Data about app and page elements:
*** Begin section ***

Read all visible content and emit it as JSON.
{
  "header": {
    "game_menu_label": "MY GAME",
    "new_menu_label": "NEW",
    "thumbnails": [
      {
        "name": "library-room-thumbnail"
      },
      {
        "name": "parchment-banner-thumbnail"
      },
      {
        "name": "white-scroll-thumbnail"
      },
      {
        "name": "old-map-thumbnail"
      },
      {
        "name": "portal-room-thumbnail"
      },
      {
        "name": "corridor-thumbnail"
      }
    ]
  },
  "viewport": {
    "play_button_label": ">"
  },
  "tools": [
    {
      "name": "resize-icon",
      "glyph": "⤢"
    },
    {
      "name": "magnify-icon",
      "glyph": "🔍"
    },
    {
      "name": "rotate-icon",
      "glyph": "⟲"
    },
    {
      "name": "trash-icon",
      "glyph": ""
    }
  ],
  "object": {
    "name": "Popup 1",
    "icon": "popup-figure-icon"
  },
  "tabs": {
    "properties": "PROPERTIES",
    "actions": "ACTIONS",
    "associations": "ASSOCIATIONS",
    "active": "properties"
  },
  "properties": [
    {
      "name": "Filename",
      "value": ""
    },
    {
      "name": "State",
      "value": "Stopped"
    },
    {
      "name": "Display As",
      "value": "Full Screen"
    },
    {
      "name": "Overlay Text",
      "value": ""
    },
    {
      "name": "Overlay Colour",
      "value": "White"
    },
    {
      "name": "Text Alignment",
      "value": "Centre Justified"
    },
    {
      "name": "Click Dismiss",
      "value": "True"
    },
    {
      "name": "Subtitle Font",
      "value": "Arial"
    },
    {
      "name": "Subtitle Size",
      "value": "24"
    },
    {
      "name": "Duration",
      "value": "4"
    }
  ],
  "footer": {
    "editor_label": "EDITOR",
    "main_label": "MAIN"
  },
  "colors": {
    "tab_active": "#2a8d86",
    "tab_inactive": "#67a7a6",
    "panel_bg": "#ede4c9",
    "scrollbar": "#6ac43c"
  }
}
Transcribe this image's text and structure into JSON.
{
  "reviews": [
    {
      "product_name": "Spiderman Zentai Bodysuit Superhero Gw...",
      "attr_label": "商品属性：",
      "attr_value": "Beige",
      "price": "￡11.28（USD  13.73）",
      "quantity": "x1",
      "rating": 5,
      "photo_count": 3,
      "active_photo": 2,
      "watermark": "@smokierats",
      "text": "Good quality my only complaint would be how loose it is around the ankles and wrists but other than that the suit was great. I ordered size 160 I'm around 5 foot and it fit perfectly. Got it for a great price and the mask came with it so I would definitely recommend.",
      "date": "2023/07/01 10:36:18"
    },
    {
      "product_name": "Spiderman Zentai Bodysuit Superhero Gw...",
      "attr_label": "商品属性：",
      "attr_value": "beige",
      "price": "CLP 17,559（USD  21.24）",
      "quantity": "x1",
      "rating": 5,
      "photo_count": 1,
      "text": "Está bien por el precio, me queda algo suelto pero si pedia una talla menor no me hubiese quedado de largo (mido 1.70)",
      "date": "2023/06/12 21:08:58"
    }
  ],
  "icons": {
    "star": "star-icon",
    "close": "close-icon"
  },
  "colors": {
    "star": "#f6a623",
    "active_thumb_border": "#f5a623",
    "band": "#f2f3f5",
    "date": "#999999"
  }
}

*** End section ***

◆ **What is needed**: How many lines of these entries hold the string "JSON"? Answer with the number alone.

◆ **Answer section**: 2